Typhoon Santi (international codename Nari) cut across Northern Luzon on Saturday, killing at least 13 people and cutting off electricity to more than two million people before heading out to the West Philippine Sea (South China Sea).
The typhoon is expected to be out of the Philippine Area of Responsibility Sunday, but weather forecasters said a tropical depression in the Pacific Ocean has developed into a storm and may enter the country tomorrow. It will be named Tino once it is inside the PAR.
The Philippine Atmospheric, Geophysical, and Astronomical Services Administration (Pagasa) said it is not likely that the two storms will merge.
Santi, the strongest storm to hit Central Luzon in 25 years, damaged crops and infrastructure in the hardest-hit provinces of Nueva Ecija, Aurora, Zambales and Bulacan.
The typhoon, packing winds of 150 kilometers per hour, slammed into Aurora before midnight Saturday, ripping roofs off buildings, toppling trees and pylons as it cut a westward swathe through the farming regions of the main island of Luzon, officials said.
“While there were relatively few casualties, a lot of areas are still flooded,” Eduardo del Rosario, head of the National Disaster Risk Reduction and Management Council (NDRRMC) told a news conference.
Witnesses in the coastal town of Baler, near where Nari made landfall, said many large trees had been felled and clean-up crews with chainsaws were clearing the roads.
Government clerk Glenn Diwa, 34, said she and her husband spent a sleepless night as the typhoon roared through the town of Capas, Tarlac.
“It started close to midnight and lasted three hours. The wind was very strong and there was a whistling sound. After a while we heard torn roofing sheets clattering across the yard,” she told AFP.
As Santi moved inland, dumping rain, a wall of mud fell on a police barracks near the town of Magalang in Pampanga, killing an officer awaiting deployment to rescue typhoon victims, the civil defense office in the region said.

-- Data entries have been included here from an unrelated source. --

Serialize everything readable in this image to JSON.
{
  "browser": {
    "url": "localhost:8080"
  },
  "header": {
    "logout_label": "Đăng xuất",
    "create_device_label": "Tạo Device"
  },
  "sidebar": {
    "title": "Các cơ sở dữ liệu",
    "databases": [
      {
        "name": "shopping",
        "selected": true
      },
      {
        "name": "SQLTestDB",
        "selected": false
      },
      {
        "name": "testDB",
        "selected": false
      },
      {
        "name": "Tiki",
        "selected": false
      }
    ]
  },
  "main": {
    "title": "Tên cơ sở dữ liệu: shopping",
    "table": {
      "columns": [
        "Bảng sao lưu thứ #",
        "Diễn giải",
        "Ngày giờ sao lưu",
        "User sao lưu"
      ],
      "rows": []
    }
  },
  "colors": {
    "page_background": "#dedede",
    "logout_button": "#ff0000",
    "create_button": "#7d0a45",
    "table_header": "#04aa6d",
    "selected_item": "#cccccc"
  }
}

Elsewhere in Central Luzon, an old woman and four minors were crushed to death when trees crashed onto two houses and a vehicle, while the wall of a school collapsed and crushed an old man to death.
Another man was electrocuted by a loose power line while yet another died of a heart attack.
Two children and an elderly person drowned in Bulacan, which suffered widespread flooding, according to Governor Wilhelmino Alvarado.
Soldiers, police, and local government workers used military trucks to rescue residents in flooded communities across the towns of San Miguel and Minalin, also in Pampanga.
“The wind picked up very quickly, very dramatically. We had the wind coming right off the ocean for four hours,” said one witness on the east coast.
The typhoon caused power interruptions in the provinces of Cagayan, Quirino, Aurora, Nueva Vizcaya and Isabela.
Nueva Ecija Gov. Aurelio Umali said motorists cannot go enter or leave the province because of toppled trees and electric posts.
Umali appealed for more heavy equipment to hasten road clearing operations.
”We are intensifying our clearing operations so that motorists can pass through. Hundreds of motorists and passengers were stranded since last night,” he said.
In the towns of San Miguel and San Ildefonso in Bulacan, residents clamber up their rooftops as floodwaters rose.
Alvarado said that although the floods have subsided, some towns were still in waist-deep floodwaters.
A farmer and a woman on separate motorbikes were nearly swept away and had to be pulled back to safety by policemen when they tried to cross a street that had turned into a raging river.
Farmer Frankie Garcia, 30 said he had been forced to butcher one of his pigs after it fell ill from exposure to the rain and wanted to cross the streaming floodwaters to take some of the pork to his relatives.
“I needed to reach the other side soon, otherwise the meat would spoil,” he said.
The typhoon blacked out 37 towns and cities across the region.
Road and utility crews were out clearing roads and restoring power, but it could take up to two days before electricity is restored and major highways are reopened to traffic, Nigel Lontoc, a disaster official for the region, said.
A total of 2.1 million people live in the areas now without electricity.
Four people were listed as missing, including a fisherman on the country’s east coast who had been sleeping in his boat that was swept out to sea.
Three fishermen—Andres Timuat, 42, Edilberto Arcilla, 55 and Jose Burac, 58—were reported missing.
About 3,000 people moved into government-run shelters amid warnings their communities could be hit by flooding and landslides, Lontoc said.
The typhoon spared Metro Manila, which had been warned on Friday about possible widespread flooding.
With Reports From Afp, Pna, Celso Cajucom